“As a quarterback, at times, you allow things to build up and your frustrations grow. I think you saw some of that with him,” Cumbie said before a recent practice. “What he needs to do better is protect the football, make better decisions and be consistently accurate. Those are the key things we’re asking him to do. He knows it’s time for him to grow up and play at a high level.”
For one night, Hill did exactly that. He led TCU on five touchdown drives in eight possessions, building a 42-0 lead before turning matters over to Robinson with 6:34 remaining in the third quarter. The TCU offense, which struggled with penalties last season, was not flagged during any of Hill’s possessions and the lone interception did not set up a short-field scoring opportunity for Jackson State.
Future games will offer more significant stressers and Robinson showed he’ll keep the pressure on Hill to produce with a solid college debut: 5-of-7 through the air for 94 yards, with two touchdowns. He also averaged 14.3 yards on three carries, including a 40-yarder that was TCU’s longest rushing gain of the night.
Patterson praised Robinson and said his first taste of success in college “will help him make big strides for next week” as TCU prepares for Arkansas. Hill knows the next game will be a test of whether he can show more consistency in his weekly efforts.
“The competition will step up next week and we know that. We’re just ready to get back to work,” Hill said. “We came in looking to be 1-0 and we are. I’m a results guy. I’m just looking for wins. I’m trying to go 12-0, then 13. And, hopefully, 14 and 15.”
The first step came Saturday against Jackson State, with two of Hill’s scoring strikes going to Desmon White. Asked what struck him most about Hill in the season opener, White had a quick response.
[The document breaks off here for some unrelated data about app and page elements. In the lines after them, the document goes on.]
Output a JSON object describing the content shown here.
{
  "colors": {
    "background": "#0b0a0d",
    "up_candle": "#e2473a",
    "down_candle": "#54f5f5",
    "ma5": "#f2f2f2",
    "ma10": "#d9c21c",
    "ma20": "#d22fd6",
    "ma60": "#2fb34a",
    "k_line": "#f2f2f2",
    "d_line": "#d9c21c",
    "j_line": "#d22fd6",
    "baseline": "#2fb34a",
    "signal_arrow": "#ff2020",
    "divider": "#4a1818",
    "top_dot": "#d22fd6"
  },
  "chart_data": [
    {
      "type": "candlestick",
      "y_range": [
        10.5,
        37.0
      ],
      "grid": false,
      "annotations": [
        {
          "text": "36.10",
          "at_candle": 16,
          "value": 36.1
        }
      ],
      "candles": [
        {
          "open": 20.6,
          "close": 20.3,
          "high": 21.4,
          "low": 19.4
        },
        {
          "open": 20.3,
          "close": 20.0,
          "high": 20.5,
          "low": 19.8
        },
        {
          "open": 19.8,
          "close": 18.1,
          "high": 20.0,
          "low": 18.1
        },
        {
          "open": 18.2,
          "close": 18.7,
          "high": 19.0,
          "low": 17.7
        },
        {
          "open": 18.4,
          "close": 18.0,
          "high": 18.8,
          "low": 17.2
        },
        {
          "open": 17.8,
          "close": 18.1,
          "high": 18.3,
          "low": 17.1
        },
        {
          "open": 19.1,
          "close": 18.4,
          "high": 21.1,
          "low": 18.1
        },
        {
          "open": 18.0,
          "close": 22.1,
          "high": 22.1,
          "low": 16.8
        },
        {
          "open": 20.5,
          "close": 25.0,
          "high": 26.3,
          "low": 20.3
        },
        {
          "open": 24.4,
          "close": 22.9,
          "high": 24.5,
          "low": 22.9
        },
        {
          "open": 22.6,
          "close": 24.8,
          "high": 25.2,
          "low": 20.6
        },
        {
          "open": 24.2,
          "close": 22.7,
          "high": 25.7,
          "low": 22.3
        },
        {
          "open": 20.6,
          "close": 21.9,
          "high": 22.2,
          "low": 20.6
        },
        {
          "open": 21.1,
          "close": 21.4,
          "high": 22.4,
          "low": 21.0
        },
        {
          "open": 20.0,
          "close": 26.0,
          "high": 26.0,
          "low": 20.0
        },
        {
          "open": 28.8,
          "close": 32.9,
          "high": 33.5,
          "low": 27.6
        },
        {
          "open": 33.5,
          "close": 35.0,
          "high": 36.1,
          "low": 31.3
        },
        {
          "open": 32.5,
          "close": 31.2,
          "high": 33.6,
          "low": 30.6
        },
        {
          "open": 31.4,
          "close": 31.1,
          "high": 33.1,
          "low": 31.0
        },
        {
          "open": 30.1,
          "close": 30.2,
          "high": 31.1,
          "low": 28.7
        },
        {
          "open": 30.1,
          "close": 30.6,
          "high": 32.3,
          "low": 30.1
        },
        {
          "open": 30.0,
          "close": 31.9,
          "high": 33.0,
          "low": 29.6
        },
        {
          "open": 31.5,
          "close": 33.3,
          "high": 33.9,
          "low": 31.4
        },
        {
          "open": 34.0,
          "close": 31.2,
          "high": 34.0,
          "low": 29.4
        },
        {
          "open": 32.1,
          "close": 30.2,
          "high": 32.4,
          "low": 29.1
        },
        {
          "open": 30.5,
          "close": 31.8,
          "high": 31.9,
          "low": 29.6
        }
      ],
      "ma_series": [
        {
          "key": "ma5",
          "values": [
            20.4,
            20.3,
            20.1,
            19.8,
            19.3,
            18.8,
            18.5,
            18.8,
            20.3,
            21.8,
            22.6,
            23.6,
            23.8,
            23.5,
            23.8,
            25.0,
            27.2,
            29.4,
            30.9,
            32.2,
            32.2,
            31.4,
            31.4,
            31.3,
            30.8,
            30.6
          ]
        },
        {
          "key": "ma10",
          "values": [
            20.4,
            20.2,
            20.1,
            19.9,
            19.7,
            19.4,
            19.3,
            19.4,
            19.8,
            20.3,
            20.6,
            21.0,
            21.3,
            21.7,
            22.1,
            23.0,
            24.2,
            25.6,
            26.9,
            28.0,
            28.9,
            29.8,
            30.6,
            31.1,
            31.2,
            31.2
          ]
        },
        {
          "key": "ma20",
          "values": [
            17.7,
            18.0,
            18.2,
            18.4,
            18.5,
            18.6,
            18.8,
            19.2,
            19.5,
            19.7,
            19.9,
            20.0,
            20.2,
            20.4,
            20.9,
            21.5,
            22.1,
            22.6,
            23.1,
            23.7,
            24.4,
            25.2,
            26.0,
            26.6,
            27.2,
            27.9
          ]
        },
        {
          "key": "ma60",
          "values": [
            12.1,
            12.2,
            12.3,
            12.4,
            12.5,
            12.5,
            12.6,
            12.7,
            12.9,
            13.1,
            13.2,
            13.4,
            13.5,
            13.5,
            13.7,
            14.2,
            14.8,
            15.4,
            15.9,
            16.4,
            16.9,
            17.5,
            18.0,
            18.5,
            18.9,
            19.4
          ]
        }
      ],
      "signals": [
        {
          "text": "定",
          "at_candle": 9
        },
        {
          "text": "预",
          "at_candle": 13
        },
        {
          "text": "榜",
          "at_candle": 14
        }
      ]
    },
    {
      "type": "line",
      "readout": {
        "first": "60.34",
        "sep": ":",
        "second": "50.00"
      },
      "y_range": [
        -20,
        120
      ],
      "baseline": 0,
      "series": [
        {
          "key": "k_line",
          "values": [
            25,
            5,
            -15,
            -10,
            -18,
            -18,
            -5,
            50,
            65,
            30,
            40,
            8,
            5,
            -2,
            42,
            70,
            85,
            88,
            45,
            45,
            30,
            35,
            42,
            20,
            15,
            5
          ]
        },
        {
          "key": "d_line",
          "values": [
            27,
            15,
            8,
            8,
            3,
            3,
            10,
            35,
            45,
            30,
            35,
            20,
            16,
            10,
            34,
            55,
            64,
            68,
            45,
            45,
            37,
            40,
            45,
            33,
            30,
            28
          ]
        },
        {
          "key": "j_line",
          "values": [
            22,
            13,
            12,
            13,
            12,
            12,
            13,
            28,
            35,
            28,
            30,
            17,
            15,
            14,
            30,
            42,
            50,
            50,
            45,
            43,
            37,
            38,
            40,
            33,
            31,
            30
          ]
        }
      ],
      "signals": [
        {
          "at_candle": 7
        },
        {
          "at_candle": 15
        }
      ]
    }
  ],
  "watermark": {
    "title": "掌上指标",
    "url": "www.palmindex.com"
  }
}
“Confidence,” White said. “He knows what he’s doing and what it’s going to take to get to the next level. We all believe in him and we’re ready to go.”